To date, more peer-reviewed published clinical studies have investigated the benefits of the long-chain omega-3s EPA & DHA than any other nutraceutical ingredient. With more than 22,000 peer-reviewed publications, covering research across the life cycle (pregnancy, lactation, infancy, childhood, adulthood, and aging) and representing numerous conditions (e.g. cardiovascular disease, dementia, depression, diabetes, neurodevelopment, inflammation, maternal […]
To date, more peer-reviewed published clinical studies have investigated the benefits of the long-chain omega-3s EPA & DHA than any other nutraceutical ingredient. With more than 22,000 peer-reviewed publications, covering research across the life cycle (pregnancy, lactation, infancy, childhood, adulthood, and aging) and representing numerous conditions (e.g. cardiovascular disease, dementia, depression, diabetes, neurodevelopment, inflammation, maternal health, respiratory diseases, surgery/trauma, etc…), there is no sign of a slow-down. As much as we know about the benefits of EPA and DHA for human health, there’s even more that is not known. We are just beginning to understand their potential value.
As the evidence in support of EPA & DHA has grown, so too have the global recommendations from numerous authoritative bodies and expert scientific organizations. Such recommendations have been made for different population groups across the lifecycle, as shown here:
The only life stage not well-represented for intake recommendations is the senior population, but it’s only a matter of time before research results translate into intake recommendations. In fact, it’s not unrealistic to imagine that someday there may be a recommendation associated with risk reduction for Alzheimer’s Disease (AD), a disease typically diagnosed in seniors.

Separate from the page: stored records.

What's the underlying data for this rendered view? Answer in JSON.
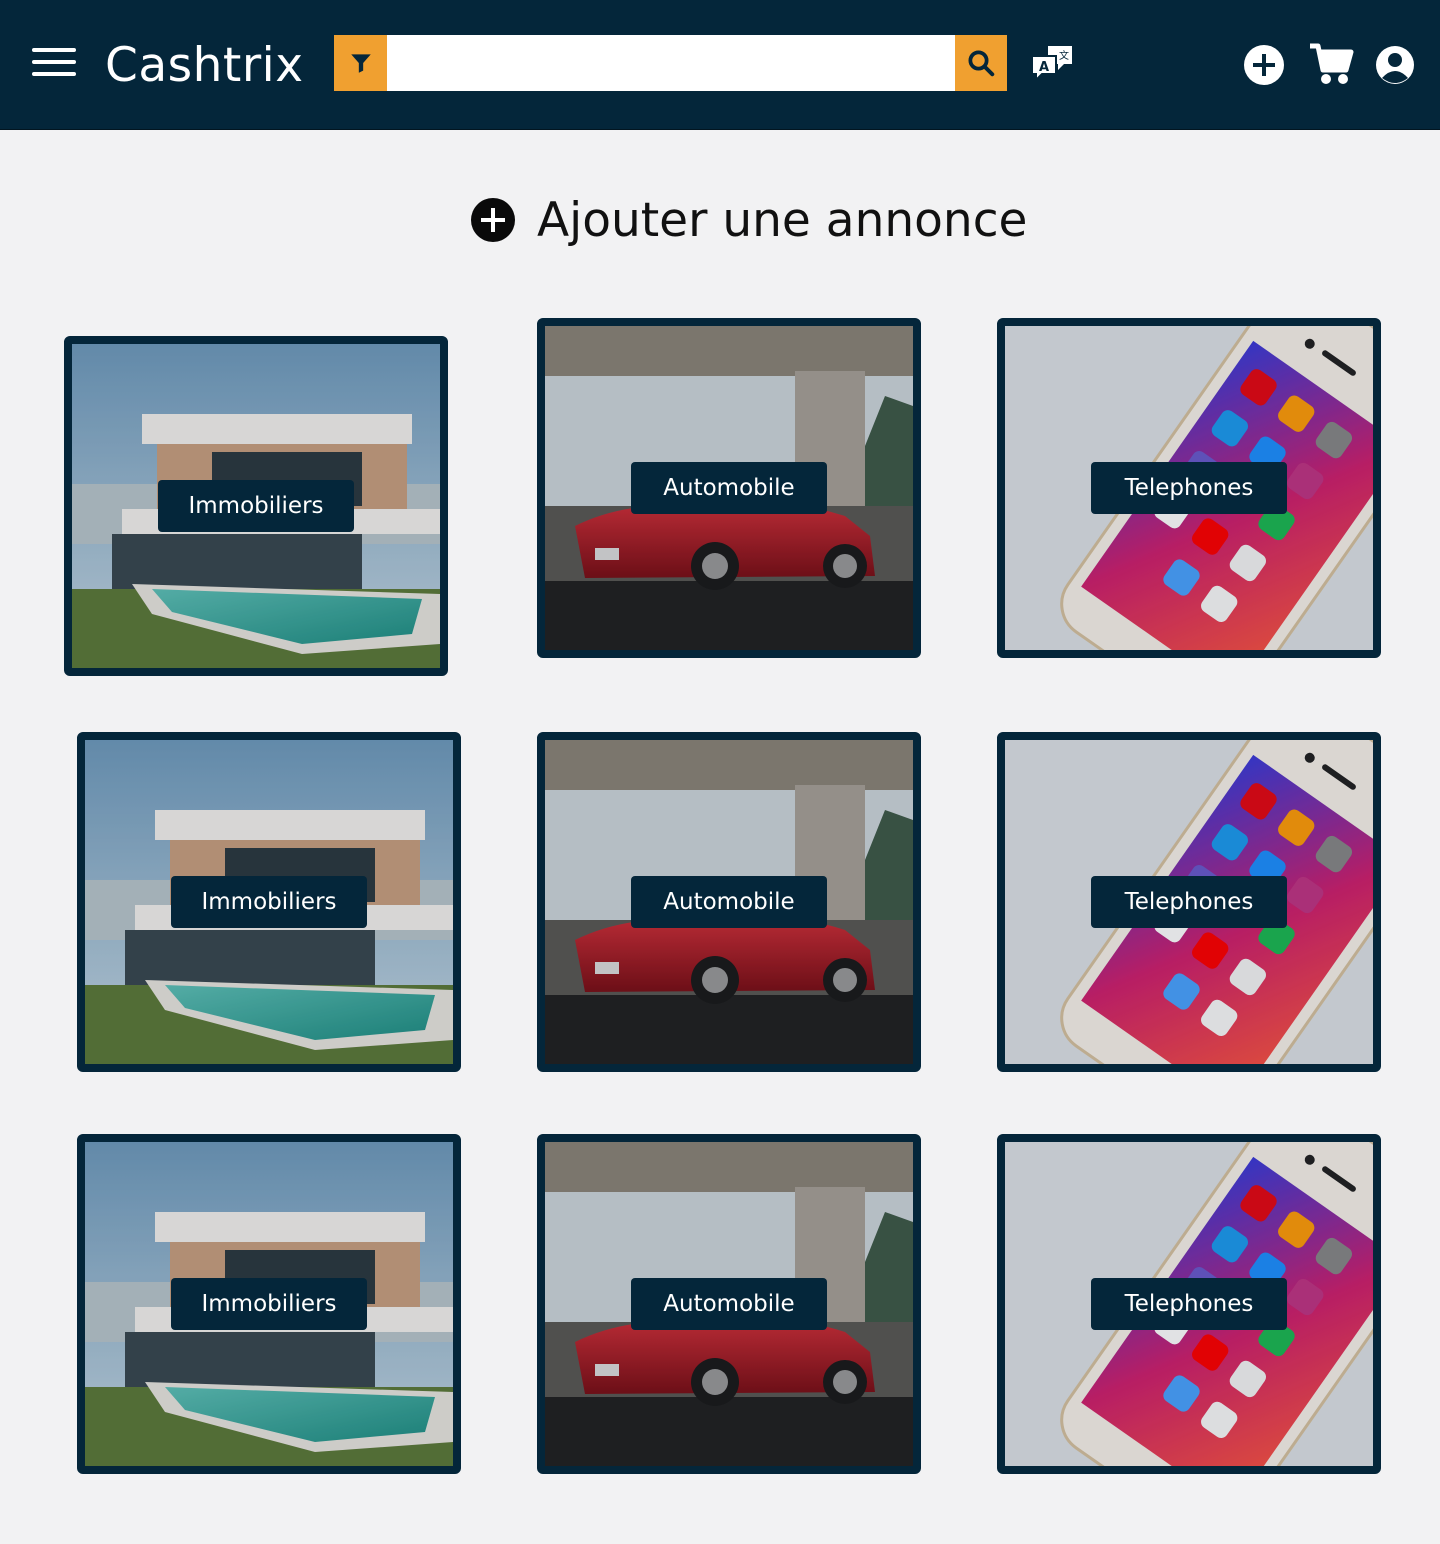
{
  "header": {
    "brand": "Cashtrix",
    "search": {
      "placeholder": "",
      "value": ""
    },
    "icons": {
      "menu": "hamburger-menu-icon",
      "filter": "filter-funnel-icon",
      "search": "magnifier-icon",
      "translate": "translate-icon",
      "add": "plus-circle-icon",
      "cart": "cart-icon",
      "user": "user-circle-icon"
    }
  },
  "main": {
    "add_listing_label": "Ajouter une annonce"
  },
  "categories": [
    {
      "label": "Immobiliers",
      "image": "house-with-pool-photo"
    },
    {
      "label": "Automobile",
      "image": "red-sports-car-photo"
    },
    {
      "label": "Telephones",
      "image": "smartphone-photo"
    },
    {
      "label": "Immobiliers",
      "image": "house-with-pool-photo"
    },
    {
      "label": "Automobile",
      "image": "red-sports-car-photo"
    },
    {
      "label": "Telephones",
      "image": "smartphone-photo"
    },
    {
      "label": "Immobiliers",
      "image": "house-with-pool-photo"
    },
    {
      "label": "Automobile",
      "image": "red-sports-car-photo"
    },
    {
      "label": "Telephones",
      "image": "smartphone-photo"
    }
  ],
  "colors": {
    "navbar": "#04263a",
    "accent": "#f0a030",
    "background": "#f2f2f3"
  }
}
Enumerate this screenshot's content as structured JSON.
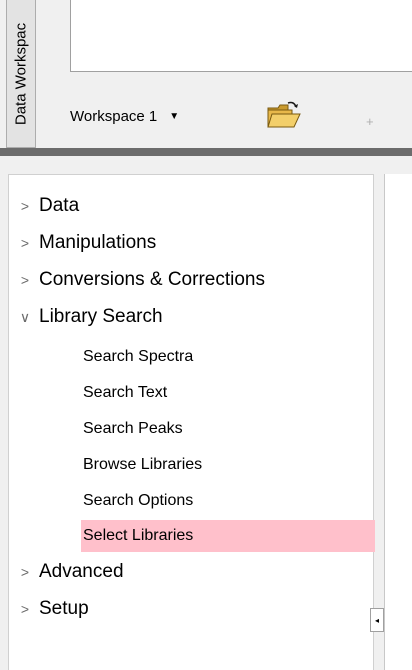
{
  "workspace_panel": {
    "vertical_tab": "Data Workspac",
    "dropdown_label": "Workspace 1",
    "dropdown_caret": "▼"
  },
  "icons": {
    "open_workspace": "open-folder-icon",
    "toolbar_separator": "+"
  },
  "tree": {
    "collapsed_chevron": ">",
    "expanded_chevron": "∨",
    "items": [
      {
        "label": "Data",
        "expanded": false
      },
      {
        "label": "Manipulations",
        "expanded": false
      },
      {
        "label": "Conversions & Corrections",
        "expanded": false
      },
      {
        "label": "Library Search",
        "expanded": true,
        "children": [
          {
            "label": "Search Spectra",
            "selected": false
          },
          {
            "label": "Search Text",
            "selected": false
          },
          {
            "label": "Search Peaks",
            "selected": false
          },
          {
            "label": "Browse Libraries",
            "selected": false
          },
          {
            "label": "Search Options",
            "selected": false
          },
          {
            "label": "Select Libraries",
            "selected": true
          }
        ]
      },
      {
        "label": "Advanced",
        "expanded": false
      },
      {
        "label": "Setup",
        "expanded": false
      }
    ]
  },
  "scroll_left_glyph": "◂",
  "colors": {
    "selection": "#ffc0cb",
    "divider": "#6c6c6c",
    "folder": "#e8b84a"
  }
}
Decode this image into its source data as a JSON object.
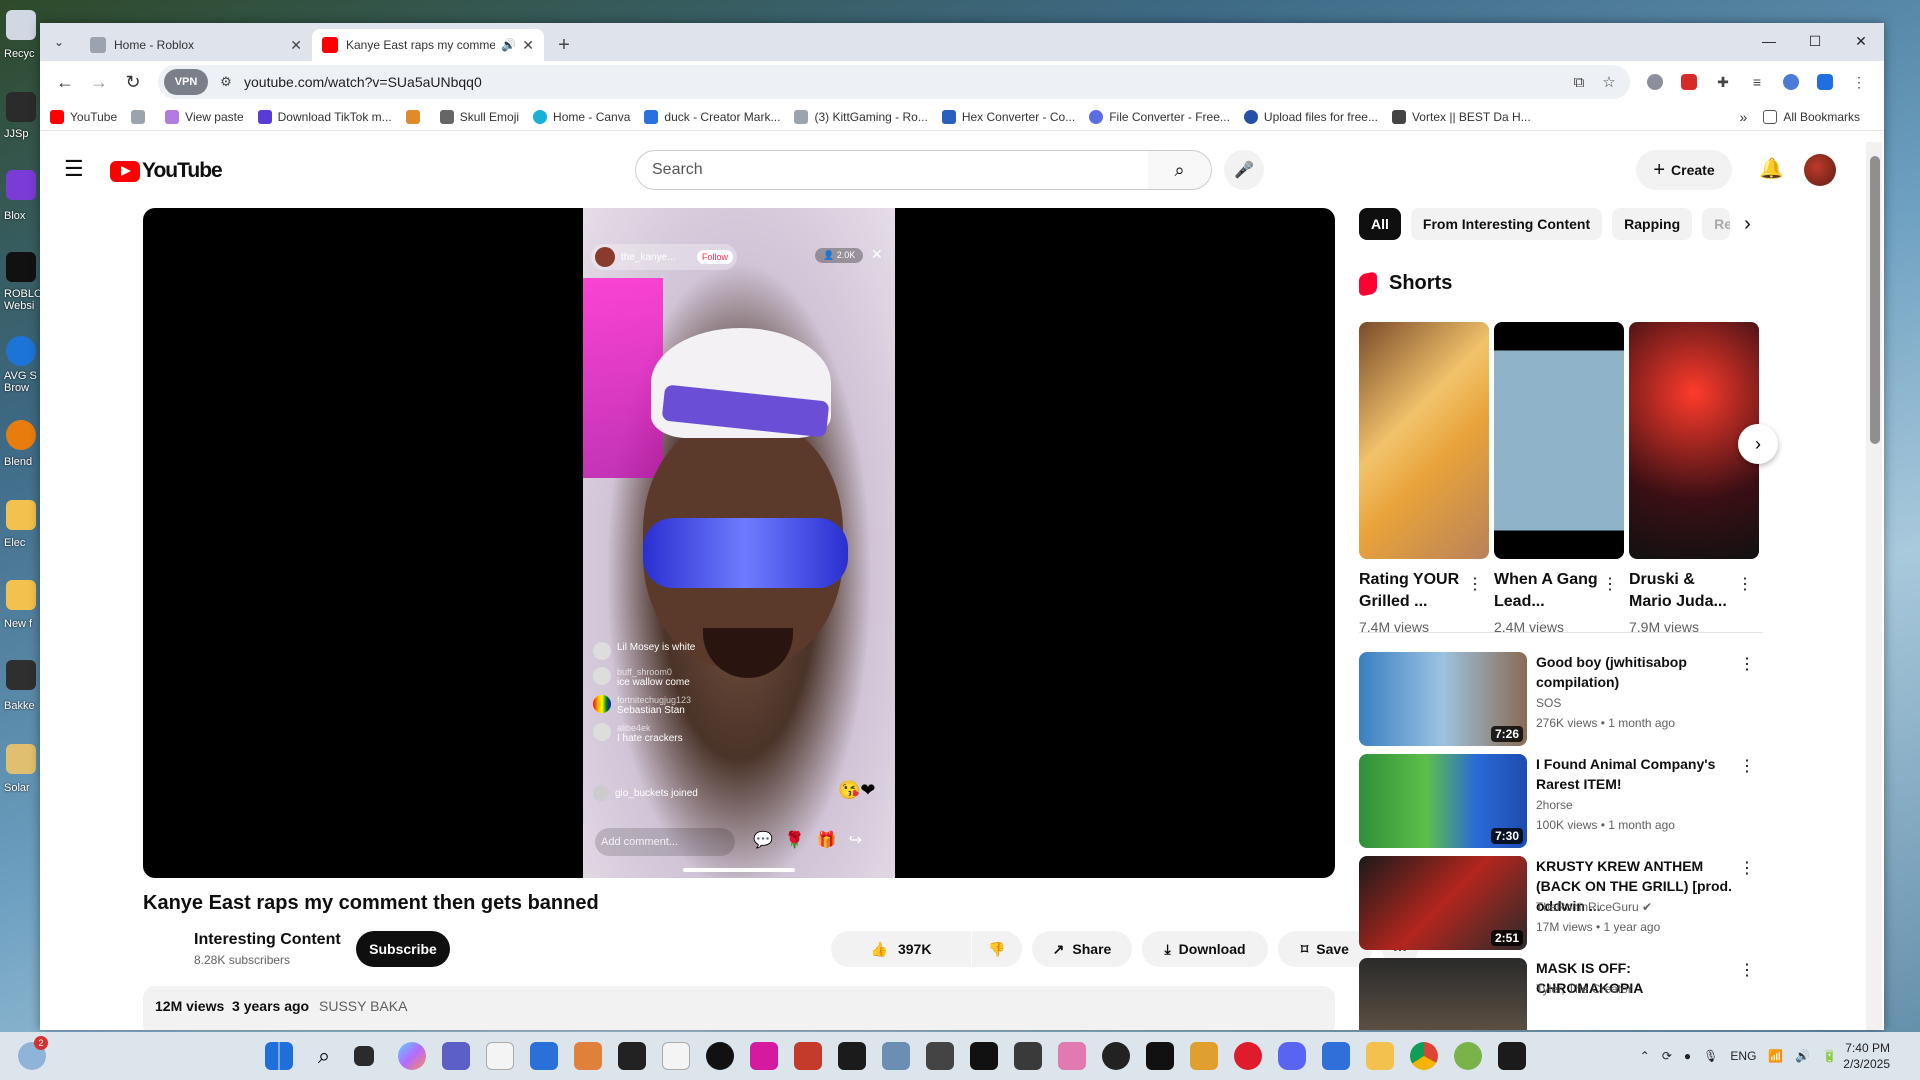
{
  "desktop": {
    "labels": [
      "Recyc",
      "JJSp",
      "Blox",
      "ROBLO Websi",
      "AVG S Brow",
      "Blend",
      "Elec",
      "New f",
      "Bakke",
      "Solar"
    ]
  },
  "browser": {
    "tabs": [
      {
        "title": "Home - Roblox",
        "close": "✕"
      },
      {
        "title": "Kanye East raps my comme",
        "close": "✕"
      }
    ],
    "new_tab": "+",
    "vpn": "VPN",
    "url": "youtube.com/watch?v=SUa5aUNbqq0",
    "bookmarks": [
      "YouTube",
      "View paste",
      "Download TikTok m...",
      "Skull Emoji",
      "Home - Canva",
      "duck - Creator Mark...",
      "(3) KittGaming - Ro...",
      "Hex Converter - Co...",
      "File Converter - Free...",
      "Upload files for free...",
      "Vortex || BEST Da H..."
    ],
    "all_bookmarks": "All Bookmarks"
  },
  "youtube": {
    "logo": "YouTube",
    "search_placeholder": "Search",
    "create": "Create",
    "video": {
      "title": "Kanye East raps my comment then gets banned",
      "channel": "Interesting Content",
      "subscribers": "8.28K subscribers",
      "subscribe": "Subscribe",
      "likes": "397K",
      "share": "Share",
      "download": "Download",
      "save": "Save",
      "views": "12M views",
      "age": "3 years ago",
      "tag": "SUSSY BAKA"
    },
    "overlay": {
      "user": "the_kanye...",
      "follow": "Follow",
      "viewers": "2.0K",
      "comments": [
        {
          "user": "",
          "text": "Lil Mosey is white"
        },
        {
          "user": "buff_shroom0",
          "text": "ice wallow come"
        },
        {
          "user": "fortnitechugjug123",
          "text": "Sebastian Stan"
        },
        {
          "user": "alibe4ek",
          "text": "I hate crackers"
        }
      ],
      "joined": "gio_buckets joined",
      "add_comment": "Add comment..."
    },
    "chips": [
      "All",
      "From Interesting Content",
      "Rapping",
      "Re"
    ],
    "shorts_heading": "Shorts",
    "shorts": [
      {
        "title": "Rating YOUR Grilled ...",
        "views": "7.4M views"
      },
      {
        "title": "When A Gang Lead...",
        "views": "2.4M views"
      },
      {
        "title": "Druski & Mario Juda...",
        "views": "7.9M views"
      }
    ],
    "recommended": [
      {
        "title": "Good boy (jwhitisabop compilation)",
        "channel": "SOS",
        "meta": "276K views • 1 month ago",
        "duration": "7:26"
      },
      {
        "title": "I Found Animal Company's Rarest ITEM!",
        "channel": "2horse",
        "meta": "100K views • 1 month ago",
        "duration": "7:30"
      },
      {
        "title": "KRUSTY KREW ANTHEM (BACK ON THE GRILL) [prod. oddwin ...",
        "channel": "TheRoninRiceGuru ✔",
        "meta": "17M views • 1 year ago",
        "duration": "2:51"
      },
      {
        "title": "MASK IS OFF: CHROMAKOPIA",
        "channel": "Tyler, The Creator",
        "meta": "",
        "duration": ""
      }
    ]
  },
  "taskbar": {
    "notify_badge": "2",
    "lang": "ENG",
    "time": "7:40 PM",
    "date": "2/3/2025"
  },
  "colors": {
    "yt_red": "#ff0000",
    "dark": "#0f0f0f",
    "chip_bg": "#f2f2f2",
    "taskbar": "#dce4ec"
  }
}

In AD, brain cells that process, store and retrieve information degenerate and die due to accumulation of plaque made up of protein fragments called beta-amyloid. Some scientific studies suggest that the toxic effects of beta-amyloid occur even before the formation of plaques. If true, blocking the formation of beta-amyloid could prevent AD. Recently, scientists found that higher dietary EPA+DHA intake was associated with lower plasma beta-amyloid protein levels, suggesting that the potential beneficial effects of O-3 intake on AD may be explained, in part, by a beta-amyloid-related mechanism. Of course, it’s necessary to determine to what extent, if any, plasma beta-amyloid proteins reflect amyloid levels in the brain. Clearly a logical next step would be to test EPA+DHA in high risk individuals to determine if formation of beta-amyloid is blocked. Should this pan out, an intake recommendation would likely follow.
Intake recommendations exist to raise awareness of a deficiency and to encourage consumption. Of the potential benefits associated with the O-3s, the evidence supporting a cardiovascular benefit is considered by many to be the most compelling. It’s interesting to look at this in light of what the economic impact of increased consumption might be. A group of Harvard University scientists found that low O-3intake accounts for 72,000-96,000 deaths per year in the United States. Furthermore, consulting firm Lewin Group estimated that daily intake of approximately 1800 mg of O-3s, among individuals over 65 years old, would result in a net savings over five years of $3.1 billion from reduced hospital expenditures (estimated number = 384,303) and physician charges resulting from a reduction in the occurrence of coronary heart disease. While this is just in the U.S., economic impact assessments have been conducted for other geographies. For example, in Australia, Deloitte has estimated a savings of $4.2 billion associated with increasing intakes of EPA and DHA for secondary coronary heart disease prevention. Clearly, the global economic impact of increasing O-3 intake is staggering.